All of which is not to suggest that Iran is toothless if Israel were to get really aggressive. Hezbollah would undoubtedly unleash its missile arsenal against Israeli cities, some of which would get through, and any attack on Iran using aircraft would be confronted by formidable air defenses. Iran could also strike back against Israel using its ballistic missiles, all of which means that attacking Iran would be far from cost-free.
From Netanyahu’s point of view, it is far better to stage an incident that brings in Washington and then allows Uncle Sam to do the heavy lifting. The U.S. has strategic military capabilities that Israel lacks, including heavy bombers and armaments that could penetrate Iranian defenses, but it also has vulnerabilities in terms of military bases within striking range and ships at sea that could be attacked by swarms of small boats and land launched missiles.
Israel believes that bringing Washington into the conflict is doable given that the U.S. media has heavily propagandized against Tehran and that inside-the-beltway groupthink largely perceives Iran as an enemy. Recently Henry Kissinger spelled out the new line of strategic thinking which Israel is already exploiting to make its case.
Per Kissinger, the impending defeat of ISIS in Syria and Iraq will create a power vacuum which will open the door to the creation of an “Iranian radical empire,” a more evocative version of the “land bridge” warning, which he refers to as a “territorial belt reaching from Tehran to Beirut.” As Iran is also fighting ISIS, Kissinger warns against complacency, that “in the contemporary Middle East…the enemy of your enemy is also your enemy.”
Israel has been pushing hard on Washington, recently having sent a high-level combined intelligence and military delegation to confer with National Security Adviser H. R. McMaster and Special Mideast Envoy Jason Greenblatt to explain the alleged Iranian threat. And the neocon chorus is also signaling that it expects the Trump Administration to do something.
Frederick Hof of the hardline Atlantic Council recently wrote that the fundamental mistake made by Washington consisted of not invading Syria and installing an acceptable government years ago, which would have kept Iran out.
Saudi Arabia, which is demonstrating some signs of political instability, would also welcome conflict with Iran, which means that there is an existing coming-together of parties who for various reasons would welcome the escape from other problems that war offers.
Donald Trump himself was angry at the State Department in July because it had certified that Tehran was in compliance with the nuclear pact signed last year and Congress also vented its anger by initiating new sanctions against Iran. The next certification is due in October and the president would clearly like to have a good reason, contrived or actual, to break the agreement.
Speculation in Israel is that some kind of preemptive strike is being planned, possibly directed against an Iranian target inside Syria.
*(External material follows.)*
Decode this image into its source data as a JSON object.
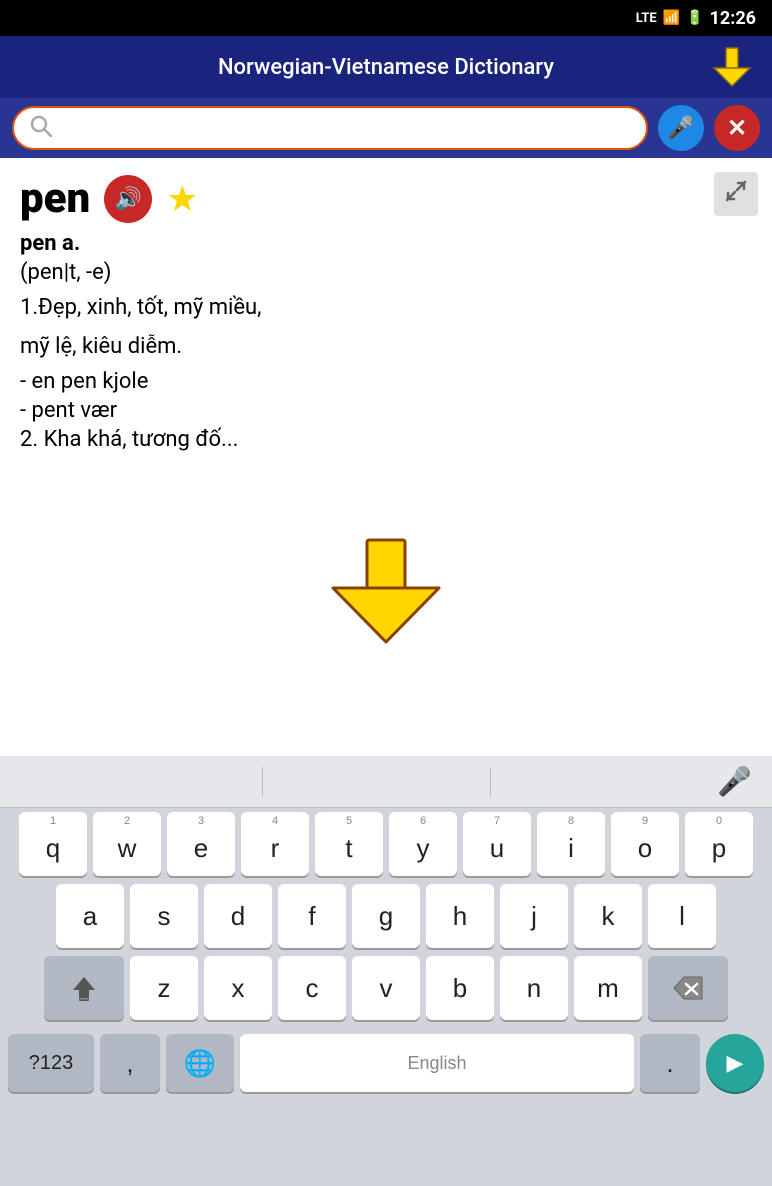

The danger is that such a move could quickly escalate, with the U.S. Congress and White House quickly aligning themselves with Netanyahu.
The United States has no real compelling interest to attack the Iranians and would again find itself in a conflict generated by feckless regional allies that are not allies at all. The results could prove catastrophic in practical terms as Iran is capable of striking back, and it could be devastating to actual American longer terms interests both regionally and worldwide. It is time to say “no” when Israel comes knocking.
PHILIP GIRALDI, The Unz Review
The 4th Media
The original source of this article is The Unz Review